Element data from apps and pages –
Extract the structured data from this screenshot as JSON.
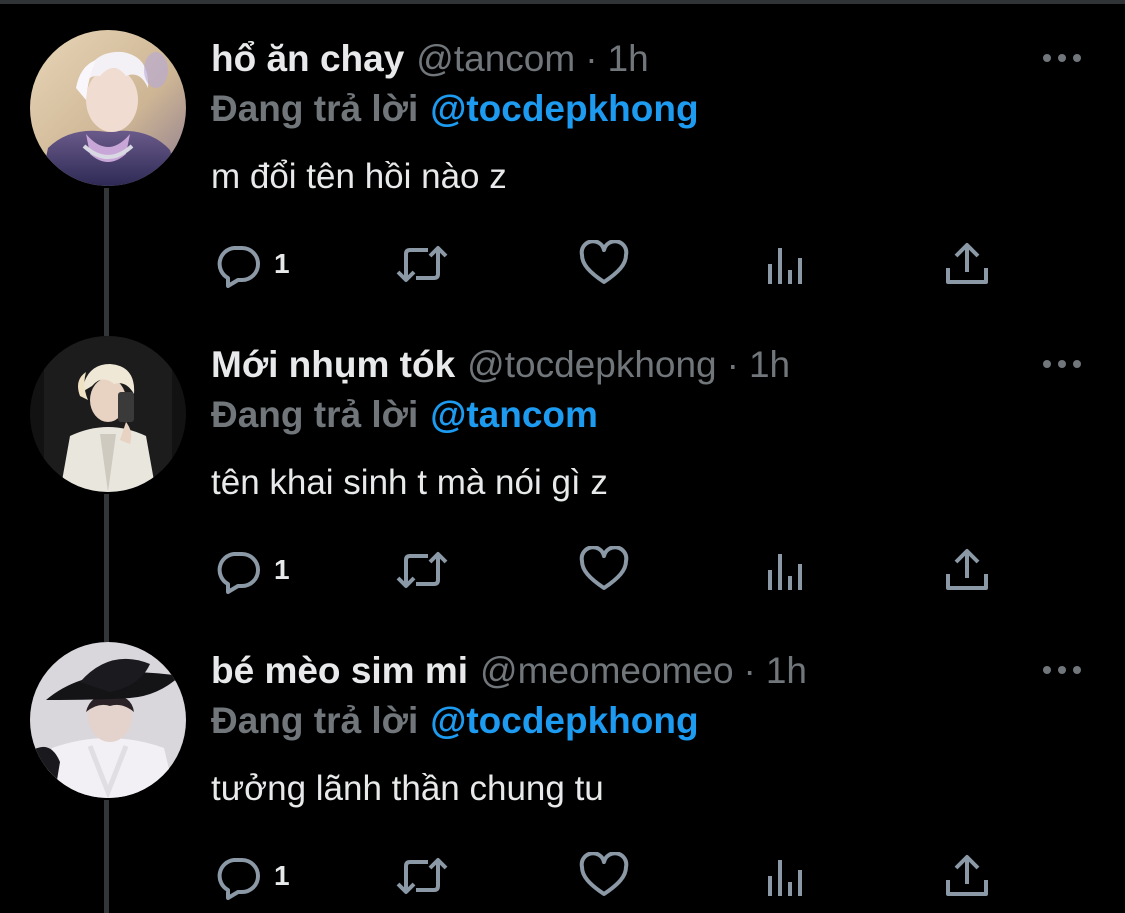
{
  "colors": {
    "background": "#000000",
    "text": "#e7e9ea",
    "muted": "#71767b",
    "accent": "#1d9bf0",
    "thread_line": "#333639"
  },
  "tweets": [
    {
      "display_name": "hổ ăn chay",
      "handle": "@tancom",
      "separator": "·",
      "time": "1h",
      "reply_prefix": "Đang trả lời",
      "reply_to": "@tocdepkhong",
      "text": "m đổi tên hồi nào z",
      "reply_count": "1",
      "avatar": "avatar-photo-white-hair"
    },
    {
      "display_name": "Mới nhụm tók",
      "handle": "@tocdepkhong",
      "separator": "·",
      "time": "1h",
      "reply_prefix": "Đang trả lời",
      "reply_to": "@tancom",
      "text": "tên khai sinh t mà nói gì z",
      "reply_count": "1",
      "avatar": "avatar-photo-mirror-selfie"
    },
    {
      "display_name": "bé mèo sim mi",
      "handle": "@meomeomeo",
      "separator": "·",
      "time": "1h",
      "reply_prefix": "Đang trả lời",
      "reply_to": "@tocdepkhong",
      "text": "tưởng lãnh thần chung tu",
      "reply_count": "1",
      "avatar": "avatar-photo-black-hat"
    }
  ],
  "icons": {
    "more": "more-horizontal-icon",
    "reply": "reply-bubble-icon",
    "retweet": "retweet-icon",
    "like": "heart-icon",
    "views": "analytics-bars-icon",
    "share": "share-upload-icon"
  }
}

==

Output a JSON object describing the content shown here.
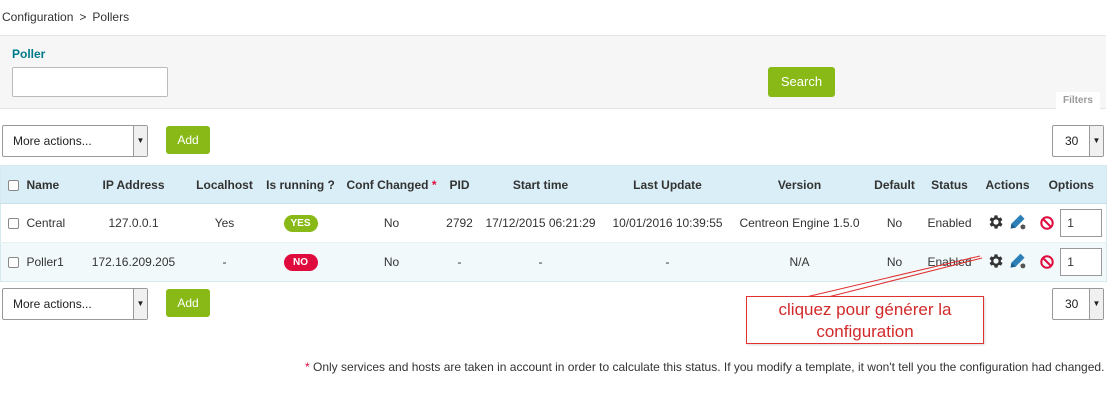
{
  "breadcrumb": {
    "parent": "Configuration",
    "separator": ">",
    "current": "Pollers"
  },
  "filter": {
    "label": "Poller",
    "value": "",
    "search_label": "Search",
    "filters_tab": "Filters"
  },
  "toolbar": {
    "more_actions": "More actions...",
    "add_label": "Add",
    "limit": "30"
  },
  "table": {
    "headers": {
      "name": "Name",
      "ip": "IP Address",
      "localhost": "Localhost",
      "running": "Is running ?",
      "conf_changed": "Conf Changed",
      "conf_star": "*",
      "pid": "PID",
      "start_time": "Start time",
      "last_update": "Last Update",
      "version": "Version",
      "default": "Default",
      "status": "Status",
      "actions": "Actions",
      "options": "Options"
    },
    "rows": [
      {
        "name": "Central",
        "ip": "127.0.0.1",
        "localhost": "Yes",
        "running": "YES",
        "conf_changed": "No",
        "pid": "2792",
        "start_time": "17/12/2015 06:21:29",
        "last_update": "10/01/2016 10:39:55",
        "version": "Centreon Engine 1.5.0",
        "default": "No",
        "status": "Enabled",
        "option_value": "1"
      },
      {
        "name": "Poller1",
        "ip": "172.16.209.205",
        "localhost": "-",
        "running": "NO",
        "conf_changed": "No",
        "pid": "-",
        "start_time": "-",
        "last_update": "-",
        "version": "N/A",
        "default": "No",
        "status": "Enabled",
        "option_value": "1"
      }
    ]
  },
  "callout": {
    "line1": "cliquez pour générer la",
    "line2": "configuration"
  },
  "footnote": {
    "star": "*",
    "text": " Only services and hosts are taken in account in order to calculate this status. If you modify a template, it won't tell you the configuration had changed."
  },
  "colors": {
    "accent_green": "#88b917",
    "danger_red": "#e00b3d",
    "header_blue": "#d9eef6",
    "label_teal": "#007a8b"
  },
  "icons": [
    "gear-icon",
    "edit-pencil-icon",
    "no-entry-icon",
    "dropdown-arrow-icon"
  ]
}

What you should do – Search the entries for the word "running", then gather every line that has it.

Finished exercise –
      "running": "Is running ?",
        "running": "YES",
        "running": "NO",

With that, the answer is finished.